DATASET RECORDS: Begin

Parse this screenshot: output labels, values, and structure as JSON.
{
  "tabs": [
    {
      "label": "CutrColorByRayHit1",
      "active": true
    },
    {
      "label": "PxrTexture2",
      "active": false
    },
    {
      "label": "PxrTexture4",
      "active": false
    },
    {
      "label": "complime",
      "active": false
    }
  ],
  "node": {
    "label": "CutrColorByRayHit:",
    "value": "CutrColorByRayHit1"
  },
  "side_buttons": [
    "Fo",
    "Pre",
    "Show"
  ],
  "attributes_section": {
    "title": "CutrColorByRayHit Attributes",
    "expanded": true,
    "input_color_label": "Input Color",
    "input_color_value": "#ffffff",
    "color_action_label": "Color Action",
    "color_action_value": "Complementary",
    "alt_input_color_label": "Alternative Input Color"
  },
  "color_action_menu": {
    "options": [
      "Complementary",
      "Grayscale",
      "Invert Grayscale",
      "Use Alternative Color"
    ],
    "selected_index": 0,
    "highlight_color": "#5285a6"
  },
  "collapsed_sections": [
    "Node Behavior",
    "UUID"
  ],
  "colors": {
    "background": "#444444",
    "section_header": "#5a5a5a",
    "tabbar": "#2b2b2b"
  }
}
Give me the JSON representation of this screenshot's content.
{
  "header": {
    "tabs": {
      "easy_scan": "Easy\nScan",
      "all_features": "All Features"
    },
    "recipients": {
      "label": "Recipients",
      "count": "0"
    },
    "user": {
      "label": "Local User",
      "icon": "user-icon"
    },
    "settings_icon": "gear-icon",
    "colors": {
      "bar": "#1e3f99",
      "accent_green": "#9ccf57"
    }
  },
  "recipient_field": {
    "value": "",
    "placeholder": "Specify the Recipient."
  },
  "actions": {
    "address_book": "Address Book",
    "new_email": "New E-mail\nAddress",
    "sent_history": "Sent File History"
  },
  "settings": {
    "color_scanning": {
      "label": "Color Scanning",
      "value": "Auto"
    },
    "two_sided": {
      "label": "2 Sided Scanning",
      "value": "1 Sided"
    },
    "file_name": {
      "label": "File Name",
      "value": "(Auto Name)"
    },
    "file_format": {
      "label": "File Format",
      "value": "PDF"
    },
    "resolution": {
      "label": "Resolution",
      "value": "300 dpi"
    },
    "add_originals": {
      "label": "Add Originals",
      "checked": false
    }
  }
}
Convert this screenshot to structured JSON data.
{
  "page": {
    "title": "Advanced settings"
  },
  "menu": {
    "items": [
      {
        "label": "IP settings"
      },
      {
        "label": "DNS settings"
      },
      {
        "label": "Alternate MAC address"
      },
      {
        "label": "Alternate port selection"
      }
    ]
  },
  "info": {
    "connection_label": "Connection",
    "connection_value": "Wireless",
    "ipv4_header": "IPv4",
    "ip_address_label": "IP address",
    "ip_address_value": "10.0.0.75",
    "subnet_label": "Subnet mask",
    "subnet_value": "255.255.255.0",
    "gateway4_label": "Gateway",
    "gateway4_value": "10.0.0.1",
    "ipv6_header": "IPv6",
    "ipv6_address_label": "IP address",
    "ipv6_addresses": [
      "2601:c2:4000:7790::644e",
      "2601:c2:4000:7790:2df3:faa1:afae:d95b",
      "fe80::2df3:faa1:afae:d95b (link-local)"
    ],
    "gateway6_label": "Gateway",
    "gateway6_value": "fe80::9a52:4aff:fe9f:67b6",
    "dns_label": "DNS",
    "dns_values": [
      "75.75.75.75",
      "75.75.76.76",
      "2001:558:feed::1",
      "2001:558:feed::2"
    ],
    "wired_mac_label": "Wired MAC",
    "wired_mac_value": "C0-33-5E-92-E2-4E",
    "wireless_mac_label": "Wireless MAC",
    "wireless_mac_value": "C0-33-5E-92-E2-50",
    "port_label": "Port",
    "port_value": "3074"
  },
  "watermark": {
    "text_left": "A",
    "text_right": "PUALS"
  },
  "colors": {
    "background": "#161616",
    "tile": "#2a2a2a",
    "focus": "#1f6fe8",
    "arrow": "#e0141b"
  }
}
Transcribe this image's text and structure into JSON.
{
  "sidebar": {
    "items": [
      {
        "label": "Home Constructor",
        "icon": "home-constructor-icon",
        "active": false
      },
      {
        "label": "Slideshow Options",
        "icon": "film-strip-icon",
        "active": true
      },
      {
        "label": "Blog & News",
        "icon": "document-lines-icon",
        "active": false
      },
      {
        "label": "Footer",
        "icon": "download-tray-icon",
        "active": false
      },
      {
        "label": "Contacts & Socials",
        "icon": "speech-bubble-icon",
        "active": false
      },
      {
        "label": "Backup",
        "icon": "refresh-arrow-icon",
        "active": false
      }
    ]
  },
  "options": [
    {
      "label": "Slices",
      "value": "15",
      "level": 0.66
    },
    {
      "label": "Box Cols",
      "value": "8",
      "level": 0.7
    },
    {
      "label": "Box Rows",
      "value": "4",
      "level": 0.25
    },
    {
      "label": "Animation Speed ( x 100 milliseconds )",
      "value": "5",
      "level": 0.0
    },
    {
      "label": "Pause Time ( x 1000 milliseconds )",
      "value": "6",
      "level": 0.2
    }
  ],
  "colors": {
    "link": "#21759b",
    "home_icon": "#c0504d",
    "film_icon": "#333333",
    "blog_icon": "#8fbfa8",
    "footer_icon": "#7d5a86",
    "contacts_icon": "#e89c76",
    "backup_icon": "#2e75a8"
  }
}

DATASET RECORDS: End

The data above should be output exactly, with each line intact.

RESPONSE:
Parse this screenshot: output labels, values, and structure as JSON.
{
  "tabs": [
    {
      "label": "CutrColorByRayHit1",
      "active": true
    },
    {
      "label": "PxrTexture2",
      "active": false
    },
    {
      "label": "PxrTexture4",
      "active": false
    },
    {
      "label": "complime",
      "active": false
    }
  ],
  "node": {
    "label": "CutrColorByRayHit:",
    "value": "CutrColorByRayHit1"
  },
  "side_buttons": [
    "Fo",
    "Pre",
    "Show"
  ],
  "attributes_section": {
    "title": "CutrColorByRayHit Attributes",
    "expanded": true,
    "input_color_label": "Input Color",
    "input_color_value": "#ffffff",
    "color_action_label": "Color Action",
    "color_action_value": "Complementary",
    "alt_input_color_label": "Alternative Input Color"
  },
  "color_action_menu": {
    "options": [
      "Complementary",
      "Grayscale",
      "Invert Grayscale",
      "Use Alternative Color"
    ],
    "selected_index": 0,
    "highlight_color": "#5285a6"
  },
  "collapsed_sections": [
    "Node Behavior",
    "UUID"
  ],
  "colors": {
    "background": "#444444",
    "section_header": "#5a5a5a",
    "tabbar": "#2b2b2b"
  }
}
Give me the JSON representation of this screenshot's content.
{
  "header": {
    "tabs": {
      "easy_scan": "Easy\nScan",
      "all_features": "All Features"
    },
    "recipients": {
      "label": "Recipients",
      "count": "0"
    },
    "user": {
      "label": "Local User",
      "icon": "user-icon"
    },
    "settings_icon": "gear-icon",
    "colors": {
      "bar": "#1e3f99",
      "accent_green": "#9ccf57"
    }
  },
  "recipient_field": {
    "value": "",
    "placeholder": "Specify the Recipient."
  },
  "actions": {
    "address_book": "Address Book",
    "new_email": "New E-mail\nAddress",
    "sent_history": "Sent File History"
  },
  "settings": {
    "color_scanning": {
      "label": "Color Scanning",
      "value": "Auto"
    },
    "two_sided": {
      "label": "2 Sided Scanning",
      "value": "1 Sided"
    },
    "file_name": {
      "label": "File Name",
      "value": "(Auto Name)"
    },
    "file_format": {
      "label": "File Format",
      "value": "PDF"
    },
    "resolution": {
      "label": "Resolution",
      "value": "300 dpi"
    },
    "add_originals": {
      "label": "Add Originals",
      "checked": false
    }
  }
}
Convert this screenshot to structured JSON data.
{
  "page": {
    "title": "Advanced settings"
  },
  "menu": {
    "items": [
      {
        "label": "IP settings"
      },
      {
        "label": "DNS settings"
      },
      {
        "label": "Alternate MAC address"
      },
      {
        "label": "Alternate port selection"
      }
    ]
  },
  "info": {
    "connection_label": "Connection",
    "connection_value": "Wireless",
    "ipv4_header": "IPv4",
    "ip_address_label": "IP address",
    "ip_address_value": "10.0.0.75",
    "subnet_label": "Subnet mask",
    "subnet_value": "255.255.255.0",
    "gateway4_label": "Gateway",
    "gateway4_value": "10.0.0.1",
    "ipv6_header": "IPv6",
    "ipv6_address_label": "IP address",
    "ipv6_addresses": [
      "2601:c2:4000:7790::644e",
      "2601:c2:4000:7790:2df3:faa1:afae:d95b",
      "fe80::2df3:faa1:afae:d95b (link-local)"
    ],
    "gateway6_label": "Gateway",
    "gateway6_value": "fe80::9a52:4aff:fe9f:67b6",
    "dns_label": "DNS",
    "dns_values": [
      "75.75.75.75",
      "75.75.76.76",
      "2001:558:feed::1",
      "2001:558:feed::2"
    ],
    "wired_mac_label": "Wired MAC",
    "wired_mac_value": "C0-33-5E-92-E2-4E",
    "wireless_mac_label": "Wireless MAC",
    "wireless_mac_value": "C0-33-5E-92-E2-50",
    "port_label": "Port",
    "port_value": "3074"
  },
  "watermark": {
    "text_left": "A",
    "text_right": "PUALS"
  },
  "colors": {
    "background": "#161616",
    "tile": "#2a2a2a",
    "focus": "#1f6fe8",
    "arrow": "#e0141b"
  }
}
Transcribe this image's text and structure into JSON.
{
  "sidebar": {
    "items": [
      {
        "label": "Home Constructor",
        "icon": "home-constructor-icon",
        "active": false
      },
      {
        "label": "Slideshow Options",
        "icon": "film-strip-icon",
        "active": true
      },
      {
        "label": "Blog & News",
        "icon": "document-lines-icon",
        "active": false
      },
      {
        "label": "Footer",
        "icon": "download-tray-icon",
        "active": false
      },
      {
        "label": "Contacts & Socials",
        "icon": "speech-bubble-icon",
        "active": false
      },
      {
        "label": "Backup",
        "icon": "refresh-arrow-icon",
        "active": false
      }
    ]
  },
  "options": [
    {
      "label": "Slices",
      "value": "15",
      "level": 0.66
    },
    {
      "label": "Box Cols",
      "value": "8",
      "level": 0.7
    },
    {
      "label": "Box Rows",
      "value": "4",
      "level": 0.25
    },
    {
      "label": "Animation Speed ( x 100 milliseconds )",
      "value": "5",
      "level": 0.0
    },
    {
      "label": "Pause Time ( x 1000 milliseconds )",
      "value": "6",
      "level": 0.2
    }
  ],
  "colors": {
    "link": "#21759b",
    "home_icon": "#c0504d",
    "film_icon": "#333333",
    "blog_icon": "#8fbfa8",
    "footer_icon": "#7d5a86",
    "contacts_icon": "#e89c76",
    "backup_icon": "#2e75a8"
  }
}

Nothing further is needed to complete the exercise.